- Evidence of ownership: A registered trademark serves as evidence of your ownership and helps to strengthen your claim in the event of a dispute.
- Increased credibility: Having a registered trademark can enhance the credibility and reputation of your brand and increase consumer trust in your products or services.
- Easy enforcement: Registering your trademark makes it easier to enforce your rights in the event of an infringement, as you have a legal basis for taking action.
- Nationwide protection: In most countries, a registered trademark provides protection in the entire country, rather than just the geographic area in which you use it.
Filing a lawsuit for trademark infringement
Filing a lawsuit for trademark infringement refers to the process of legally challenging someone who is using your trademark without your permission.
This can include using a similar name or logo that causes confusion with your brand or using your trademark to sell competing products. To file a lawsuit, you will need to gather evidence of the infringement and present it to a court.

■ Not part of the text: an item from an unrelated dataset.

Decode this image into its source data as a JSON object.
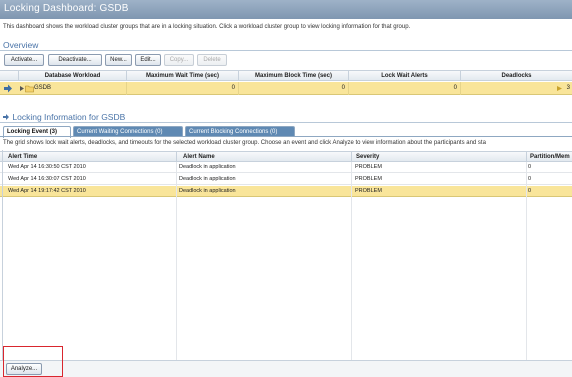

The legal process can be complex and time-consuming, so it’s often recommended to seek the advice of a trademark lawyer. The outcome of a trademark infringement lawsuit can result in monetary damages, an injunction to stop the infringing activity, and other remedies to protect your trademark.
Tips for protecting your trademark
Here are some tips for protecting your trademark:
- Conduct a trademark search: Before using or registering your trademark, conduct a search to ensure that it’s not already in use by another business.
- Register your trademark: Registering your trademark with the appropriate government agency provides legal protection and makes it easier to enforce your rights in court.
- Use your trademark consistently: Use your trademark consistently across all of your products and marketing materials to build brand recognition and protect your trademark rights.
- Monitor your trademark: Regularly monitor your trademark to ensure that no one else is using it without your permission.
- Educate your employees: Educate your employees about the importance of protecting your trademark and make sure they understand the proper use of your trademark.
- Be prepared to enforce your rights: Be prepared to take legal action against anyone who infringes on your trademark rights. This may include sending a cease-and-desist letter or filing a lawsuit.
- Consider trademark insurance: Consider purchasing trademark insurance to protect against the cost of legal action in the event of trademark infringement.
What is the difference between a trademark and a copyright?
Is it necessary to register a trademark?
What should I do if someone is using my trademark without my permission?
How long does it take to register a trademark?
A trademark is a vital aspect of a business’s intellectual property rights, serving as an identifier for consumers to recognize a particular brand’s quality, origin, and purpose. If you ever come across someone using your trademark without your permission, it’s crucial to take action.
This article has provided insight into what steps to take if you encounter trademark infringement, including the benefits of registering your trademark and filing a lawsuit for trademark infringement. By taking these steps, you can protect your trademark and preserve the integrity of your brand.